Cardinal Francis George, Archbishop of Chicago from 1997 until 2014, died on Friday at the age of 78 after a long battle with cancer, Archbishop Blase Cupich says. Rough Cut (no reporter narration).

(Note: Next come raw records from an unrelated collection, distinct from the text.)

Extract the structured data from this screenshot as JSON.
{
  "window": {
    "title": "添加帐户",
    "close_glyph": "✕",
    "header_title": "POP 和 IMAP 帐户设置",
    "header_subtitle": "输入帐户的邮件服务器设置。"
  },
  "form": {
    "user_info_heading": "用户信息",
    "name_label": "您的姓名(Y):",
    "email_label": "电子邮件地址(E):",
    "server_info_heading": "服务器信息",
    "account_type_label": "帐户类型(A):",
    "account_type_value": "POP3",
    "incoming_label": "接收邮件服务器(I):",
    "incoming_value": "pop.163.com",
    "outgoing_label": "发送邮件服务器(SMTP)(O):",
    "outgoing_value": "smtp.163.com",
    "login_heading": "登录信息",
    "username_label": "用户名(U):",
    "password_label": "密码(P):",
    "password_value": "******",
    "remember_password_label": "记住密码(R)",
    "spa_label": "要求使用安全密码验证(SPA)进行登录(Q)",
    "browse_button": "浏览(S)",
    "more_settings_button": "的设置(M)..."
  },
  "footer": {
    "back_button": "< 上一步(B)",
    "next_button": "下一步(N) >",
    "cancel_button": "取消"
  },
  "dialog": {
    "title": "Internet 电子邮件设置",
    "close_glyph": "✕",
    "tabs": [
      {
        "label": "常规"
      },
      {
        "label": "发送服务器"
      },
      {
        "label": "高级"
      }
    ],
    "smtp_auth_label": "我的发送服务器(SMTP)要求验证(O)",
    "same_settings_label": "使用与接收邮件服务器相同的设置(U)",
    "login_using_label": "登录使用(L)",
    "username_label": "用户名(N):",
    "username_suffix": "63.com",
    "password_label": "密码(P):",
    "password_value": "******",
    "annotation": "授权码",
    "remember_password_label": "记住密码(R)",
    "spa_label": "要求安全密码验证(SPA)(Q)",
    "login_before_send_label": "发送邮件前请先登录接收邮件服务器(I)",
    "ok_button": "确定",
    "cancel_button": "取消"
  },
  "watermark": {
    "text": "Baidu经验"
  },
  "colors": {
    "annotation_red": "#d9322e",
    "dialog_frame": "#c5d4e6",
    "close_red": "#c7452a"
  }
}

ROUGH CUT (NO REPORTER NARRATION) Cardinal Francis George, Archbishop of Chicago from 1997 until 2014, died on Friday (April 17) at the age of 78 after a long battle with cancer, Archbishop Blase Cupich said. Known for his intellectualism and strong defense of church dogma - including sometimes controversial statements against gay marriage - George halted his treatment for bladder cancer early in 2015. Pope Francis accepted his resignation in September 2014 and appointed then-Bishop Cupich of Spokane, Washington, to succeed him as head of the nation's third-largest archdiocese, which includes Chicago and surrounding areas. "Let us heed his example and be a little more brave...," Cupich said in a brief televised announcement. George was president of the U.S. Conference of Catholic Bishops between 2007 to 2010, helping to set policy for the U.S. church. George also participated in the conclaves that elected the last two Catholic pontiffs, Benedict XVI in 2005 and Francis in 2013, and had been considered a candidate himself. In nearly two decades as the head of the Chicago Archdiocese - which serves a population of 2.2 million Catholics - George oversaw a diverse church with a variety of liturgical styles. His insistence on proper liturgical practice earned him the nickname "Francis the Corrector." Known as a conservative, George spoke out strongly against Illinois' gay marriage law in 2013, saying it would "contribute over the long run to the further dissolution of marriage and family life." He opposed the Affordable Care Act's requirement that insurers provide birth control, which is forbidden by the Roman Catholic Church. George faced a scandal in Chicago when a priest was charged with sexually abusing two boys. It emerged that church officials had failed to remove him after earlier abuse allegations. George expressed remorse over the case.